Creed refuses to back down in fisheries row over Rockall
The minister responsible for fisheries has said he will not ask Irish fishermen to leave waters around Rockall, despite a renewed threat of enforcement action by the Scottish authorities.
Agriculture Minister Michael Creed, who is also in charge of marine policy, said Ireland had never recognised UK jurisdiction over Rockall. He said that since Britain had passed the Island of Rockall Act in 1972, it had never sought to enforce a 12-mile (20km) exclusion zone.
Mr Creed said Ireland had a right to fish there under EU common fisheries law and that it had a quota known as Rockall Haddock Quota.
He said it was ironic that Scotland, whose voters backed remain by more than 60pc, should invoke Brexit at this stage to push their fishermen's case.
But Scotland's rural economy minister told RTÉ radio yesterday that Irish vessels could be boarded if they continue to fish the waters around Rockall.
The Scottish government last week revived an old row about the tiny outcrop which lies closer to Ireland than the Scottish coast, at some 400km to the north west of Donegal.
While the rock is incapable of habitation, the row is fuelled by rich fishing grounds and the unfulfilled promise of mineral wealth.
The Edinburgh authorities' threat to take action against Irish vessels, which it said are fishing illegally off Rockall, came as a surprise.
Fergus Ewing, who serves as Scotland's fisheries minister, said it was disappointing Irish fishing vessels continued to operate in the area.
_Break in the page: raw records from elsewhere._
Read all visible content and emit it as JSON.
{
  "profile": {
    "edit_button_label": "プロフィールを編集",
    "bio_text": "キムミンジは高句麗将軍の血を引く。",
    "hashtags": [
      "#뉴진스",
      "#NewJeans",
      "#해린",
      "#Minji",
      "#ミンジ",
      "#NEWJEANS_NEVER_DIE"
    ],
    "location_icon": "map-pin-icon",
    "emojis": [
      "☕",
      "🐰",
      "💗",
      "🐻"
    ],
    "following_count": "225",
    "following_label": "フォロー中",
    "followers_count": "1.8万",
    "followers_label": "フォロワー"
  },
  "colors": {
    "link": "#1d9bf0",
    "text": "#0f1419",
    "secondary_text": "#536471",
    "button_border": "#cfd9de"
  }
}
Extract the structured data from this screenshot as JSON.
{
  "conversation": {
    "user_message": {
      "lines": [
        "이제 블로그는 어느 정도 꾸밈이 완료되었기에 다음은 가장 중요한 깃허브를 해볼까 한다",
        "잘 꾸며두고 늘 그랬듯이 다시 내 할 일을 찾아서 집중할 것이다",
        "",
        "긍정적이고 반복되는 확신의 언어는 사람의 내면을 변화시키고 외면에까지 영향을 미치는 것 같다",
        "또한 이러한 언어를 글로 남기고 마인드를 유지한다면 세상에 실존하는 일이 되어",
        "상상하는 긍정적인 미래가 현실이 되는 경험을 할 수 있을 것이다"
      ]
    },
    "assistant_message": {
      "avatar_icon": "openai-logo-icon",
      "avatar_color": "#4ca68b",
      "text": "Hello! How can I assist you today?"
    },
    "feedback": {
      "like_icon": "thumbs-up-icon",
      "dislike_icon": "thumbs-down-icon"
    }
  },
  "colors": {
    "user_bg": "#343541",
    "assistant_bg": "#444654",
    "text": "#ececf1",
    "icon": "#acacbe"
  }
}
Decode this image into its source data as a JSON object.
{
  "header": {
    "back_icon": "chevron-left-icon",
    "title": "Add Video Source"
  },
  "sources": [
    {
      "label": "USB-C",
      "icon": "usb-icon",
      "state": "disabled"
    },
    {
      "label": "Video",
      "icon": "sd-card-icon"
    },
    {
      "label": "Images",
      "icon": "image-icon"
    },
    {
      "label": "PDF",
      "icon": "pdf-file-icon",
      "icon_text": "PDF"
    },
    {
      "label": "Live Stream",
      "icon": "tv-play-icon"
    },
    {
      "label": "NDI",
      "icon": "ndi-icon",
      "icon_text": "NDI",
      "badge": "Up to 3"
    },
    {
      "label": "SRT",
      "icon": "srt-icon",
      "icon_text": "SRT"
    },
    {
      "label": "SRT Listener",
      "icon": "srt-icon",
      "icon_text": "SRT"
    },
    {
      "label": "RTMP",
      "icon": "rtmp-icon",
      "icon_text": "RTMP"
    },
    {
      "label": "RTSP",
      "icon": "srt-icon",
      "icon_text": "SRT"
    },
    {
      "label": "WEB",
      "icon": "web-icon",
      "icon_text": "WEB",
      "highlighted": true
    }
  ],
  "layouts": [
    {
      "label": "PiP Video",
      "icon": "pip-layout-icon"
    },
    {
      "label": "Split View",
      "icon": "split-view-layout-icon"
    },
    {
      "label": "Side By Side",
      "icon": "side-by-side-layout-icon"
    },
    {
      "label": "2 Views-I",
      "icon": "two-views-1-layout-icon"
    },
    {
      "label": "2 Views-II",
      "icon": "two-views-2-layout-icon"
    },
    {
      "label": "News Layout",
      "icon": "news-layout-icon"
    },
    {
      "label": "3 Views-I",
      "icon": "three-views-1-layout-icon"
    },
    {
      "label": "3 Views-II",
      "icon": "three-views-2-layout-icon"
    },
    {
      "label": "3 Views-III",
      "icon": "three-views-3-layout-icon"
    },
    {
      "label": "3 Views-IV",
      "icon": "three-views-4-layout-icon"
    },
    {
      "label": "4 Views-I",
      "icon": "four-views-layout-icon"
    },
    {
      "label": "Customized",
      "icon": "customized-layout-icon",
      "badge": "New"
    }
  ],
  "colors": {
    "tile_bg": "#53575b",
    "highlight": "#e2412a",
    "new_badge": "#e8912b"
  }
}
Mr Ewing said that the Scottish government's threatened action was "entirely routine" and part of ongoing fishery enforcement.